In the listing below, find each line that holds the string "Editor" and copy it.

--------------------

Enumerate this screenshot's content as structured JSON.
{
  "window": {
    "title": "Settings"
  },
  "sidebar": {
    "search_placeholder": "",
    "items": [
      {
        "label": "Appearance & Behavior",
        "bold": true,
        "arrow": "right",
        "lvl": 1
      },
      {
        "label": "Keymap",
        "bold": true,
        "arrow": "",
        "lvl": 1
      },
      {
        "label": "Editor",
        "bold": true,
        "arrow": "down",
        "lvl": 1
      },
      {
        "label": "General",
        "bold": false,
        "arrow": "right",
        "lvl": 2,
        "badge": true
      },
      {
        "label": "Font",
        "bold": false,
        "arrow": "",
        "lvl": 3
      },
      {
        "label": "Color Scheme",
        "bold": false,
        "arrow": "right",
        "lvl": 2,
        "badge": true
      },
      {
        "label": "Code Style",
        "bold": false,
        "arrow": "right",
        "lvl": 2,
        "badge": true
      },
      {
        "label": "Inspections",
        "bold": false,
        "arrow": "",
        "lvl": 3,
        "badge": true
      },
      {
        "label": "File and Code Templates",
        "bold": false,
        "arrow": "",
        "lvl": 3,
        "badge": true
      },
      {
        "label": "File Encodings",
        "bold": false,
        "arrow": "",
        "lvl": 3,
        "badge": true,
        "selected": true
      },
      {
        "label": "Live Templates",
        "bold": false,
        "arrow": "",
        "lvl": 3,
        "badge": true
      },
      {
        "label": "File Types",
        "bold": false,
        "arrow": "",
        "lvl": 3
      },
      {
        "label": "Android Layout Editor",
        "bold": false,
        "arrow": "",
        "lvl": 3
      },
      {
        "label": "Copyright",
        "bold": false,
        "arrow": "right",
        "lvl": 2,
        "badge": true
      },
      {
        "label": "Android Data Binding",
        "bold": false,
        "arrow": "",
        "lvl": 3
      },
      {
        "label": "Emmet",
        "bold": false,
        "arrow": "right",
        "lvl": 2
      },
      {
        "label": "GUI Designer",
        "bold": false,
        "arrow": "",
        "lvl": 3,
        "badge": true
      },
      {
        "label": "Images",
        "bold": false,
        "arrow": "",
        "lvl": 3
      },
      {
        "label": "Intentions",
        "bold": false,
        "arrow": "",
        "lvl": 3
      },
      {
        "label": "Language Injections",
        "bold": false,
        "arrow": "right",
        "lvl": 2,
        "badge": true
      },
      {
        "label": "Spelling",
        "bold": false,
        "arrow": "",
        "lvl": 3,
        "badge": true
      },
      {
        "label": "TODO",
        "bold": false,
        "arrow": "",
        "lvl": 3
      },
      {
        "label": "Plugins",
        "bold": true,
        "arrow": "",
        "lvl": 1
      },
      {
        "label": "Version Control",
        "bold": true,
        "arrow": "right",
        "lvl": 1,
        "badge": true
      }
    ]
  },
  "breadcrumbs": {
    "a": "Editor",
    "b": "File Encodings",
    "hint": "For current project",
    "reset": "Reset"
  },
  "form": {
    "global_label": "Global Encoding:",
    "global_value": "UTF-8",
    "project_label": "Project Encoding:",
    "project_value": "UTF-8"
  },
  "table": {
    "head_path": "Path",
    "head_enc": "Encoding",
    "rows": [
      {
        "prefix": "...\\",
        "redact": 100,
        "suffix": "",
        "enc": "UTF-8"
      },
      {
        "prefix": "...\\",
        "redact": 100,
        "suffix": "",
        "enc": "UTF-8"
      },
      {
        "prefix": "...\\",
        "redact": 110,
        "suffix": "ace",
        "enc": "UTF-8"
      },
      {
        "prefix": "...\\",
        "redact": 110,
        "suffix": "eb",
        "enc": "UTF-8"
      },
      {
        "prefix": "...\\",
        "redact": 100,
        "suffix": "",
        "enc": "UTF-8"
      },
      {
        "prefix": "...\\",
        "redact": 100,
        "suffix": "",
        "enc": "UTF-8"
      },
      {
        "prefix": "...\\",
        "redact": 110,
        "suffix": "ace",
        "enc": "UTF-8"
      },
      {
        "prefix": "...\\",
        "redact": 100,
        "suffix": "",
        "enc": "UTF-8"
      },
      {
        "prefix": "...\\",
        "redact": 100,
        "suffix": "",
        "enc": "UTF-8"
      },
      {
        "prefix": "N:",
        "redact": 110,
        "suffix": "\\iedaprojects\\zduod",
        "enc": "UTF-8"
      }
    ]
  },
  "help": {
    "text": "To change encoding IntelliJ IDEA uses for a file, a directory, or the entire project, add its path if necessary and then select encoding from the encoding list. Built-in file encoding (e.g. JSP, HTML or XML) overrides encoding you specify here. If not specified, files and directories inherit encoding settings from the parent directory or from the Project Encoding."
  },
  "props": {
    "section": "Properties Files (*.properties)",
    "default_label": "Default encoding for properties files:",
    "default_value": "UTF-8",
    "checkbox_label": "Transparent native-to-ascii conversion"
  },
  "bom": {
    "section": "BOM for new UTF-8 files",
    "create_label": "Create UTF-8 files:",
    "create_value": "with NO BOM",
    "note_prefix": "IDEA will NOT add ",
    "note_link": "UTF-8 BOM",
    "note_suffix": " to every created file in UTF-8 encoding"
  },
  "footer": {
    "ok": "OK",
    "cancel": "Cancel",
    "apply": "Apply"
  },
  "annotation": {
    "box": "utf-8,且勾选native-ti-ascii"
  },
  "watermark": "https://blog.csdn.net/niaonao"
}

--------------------

[Response box]:
        "label": "Editor",
        "label": "Android Layout Editor",
    "a": "Editor",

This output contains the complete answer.